Attempting to clear the air on Pakistani troops being sent to Saudi Arabia, Prime Minister Shahid Khaqan Abbasi has said that “training elements” rather than fighting forces are being sent to the Kingdom.
“The reality is very different from the perception,” the prime minister said in an interview aired on Thursday on Express News. “There is no deployment from here. No force is going to attack anyone over there.”
Last week, a press release by the Inter-Services Public Relations (ISPR) saying that a Pakistan Army contingent would be stationed in Saudi Arabia on a “training and advisory mission” had fuelled fears of Pakistan being sucked into the Yemen conflict.
He said that Pakistani forces have been present in Saudi since the past forty years for training purposes and that the recent send-off was also a part of the same procedure. “Some personnel go and some come back. Sometimes they are less and more at other times. This is routine practice. There is nothing new.”
He categorically denounced the perception of a large contingent being sent and planning of an attack on Yemen.
Abbasi also asserted that the parliament would be provided with any details of the troops being sent. “Any details asked for will be provided,” he asserted, adding: “Defence minister has given a clear statement in the Senate and if the house feels, I will also give one.”
Need for dialogue on institutional tension
Asked about his speech in the National Assembly about the need for a debate in parliament on who has the final say in legislation, Abbasi said that the issue should have been settled decades ago but had persisted because of breaks in democracy in the country.
“The role of every institution is defined in the constitution and whenever an institution exceeds its authority, it will be doing so at the cost of another institution. Now we are seeing that the legislature and the executive are being affected [by court decisions].

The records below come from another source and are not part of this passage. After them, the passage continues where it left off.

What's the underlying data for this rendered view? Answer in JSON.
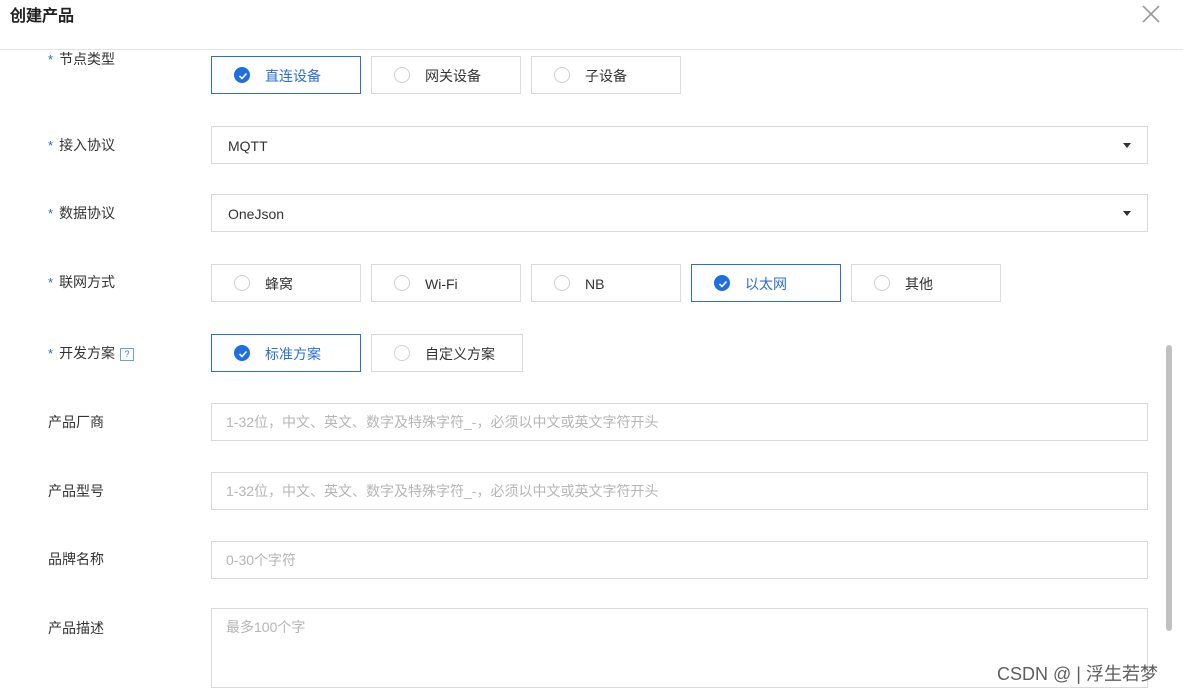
{
  "dialog": {
    "title": "创建产品",
    "close_label": "×"
  },
  "form": {
    "node_type": {
      "label": "节点类型",
      "options": [
        "直连设备",
        "网关设备",
        "子设备"
      ],
      "selected": "直连设备"
    },
    "access_protocol": {
      "label": "接入协议",
      "value": "MQTT"
    },
    "data_protocol": {
      "label": "数据协议",
      "value": "OneJson"
    },
    "network_mode": {
      "label": "联网方式",
      "options": [
        "蜂窝",
        "Wi-Fi",
        "NB",
        "以太网",
        "其他"
      ],
      "selected": "以太网"
    },
    "dev_plan": {
      "label": "开发方案",
      "help_icon": "?",
      "options": [
        "标准方案",
        "自定义方案"
      ],
      "selected": "标准方案"
    },
    "manufacturer": {
      "label": "产品厂商",
      "placeholder": "1-32位，中文、英文、数字及特殊字符_-，必须以中文或英文字符开头"
    },
    "model": {
      "label": "产品型号",
      "placeholder": "1-32位，中文、英文、数字及特殊字符_-，必须以中文或英文字符开头"
    },
    "brand": {
      "label": "品牌名称",
      "placeholder": "0-30个字符"
    },
    "description": {
      "label": "产品描述",
      "placeholder": "最多100个字"
    },
    "required_mark": "*"
  },
  "watermark": "CSDN @ | 浮生若梦",
  "colors": {
    "accent": "#1e6fe0",
    "required": "#1f6ad8",
    "border": "#d9d9d9",
    "placeholder": "#b5b5b5"
  }
}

“It is said in court that ‘we will reject laws made by the parliament’; discouraging remarks are made for parliamentarians by the court. Other than that, appointments are challenged and officials are removed and humiliated. Government officials are called to the court and are asked irrelevant questions,” he said about recent court hearings.
“In this situation the easiest thing for a government official is to do nothing because no matter what you do, you will be questioned on by the court.”
“Mistakes do happen and they do have consequences in terms of losses or benefits. But it is the domain of the executive. The responsibility to deliver at the end of the day is with the executive,” he said. “No one is going to ask the judiciary about why the work was not done.”
He said these were the reasons debate had become necessary to decide “whether the parliament is sovereign on not, what is the domain of the executive and whether the parliament can make laws.”
He concurred with Chairman Senate Raza Rabbani’s suggestion for an intra-institutional dialogue.
I do not see justice happening
Abbasi also criticised court actions against the former prime minister Nawaz Sharif, asserting that the former PML-N president did not have any corruption charges against him.
“Who [else] has to appear twice before the courts every week?”
“Show me another NAB case where there have been two, or even one hearing every week. Is there only one case that is left in Pakistan?” he asked, citing other cases where even charges have not been framed despite evidence of corruption being presented in the court years ago.
“I do not see justice happening. People are not accepting it. This is an alarming situation.”
“There is no charge of corruption against Nawaz Sharif,” he said. “What are you prosecuting? This is not prosecution but persecution.”
He also asked the judiciary to tread carefully when making important decisions.
“The judiciary should keep an eye on decisions which have no legal precedent, which will not be accepted by history or by the people.”
“There have been decisions by the courts which have made us liable to pay billions of dollars and we have no appeals over them,” Abbasi said.
“Justice should not only be done, it should be seen as being done.”
Senate election procedure needs reforms
Condemning rumours of horse trading ahead of Senate elections, he expressed concern that people with no political standing had filed their nomination papers in hope to buy votes of lawmakers.
He suggested alternate ways to hold the elections to avoid horse trading saying proportional representation — where a party can be designated a number of seats in the upper house depending on its standing in the lower house — as well as direct elections were possible methods to prevent votes from being bought and sold.
“There is a need for reform. This system gives rise to this kinds of mischief.”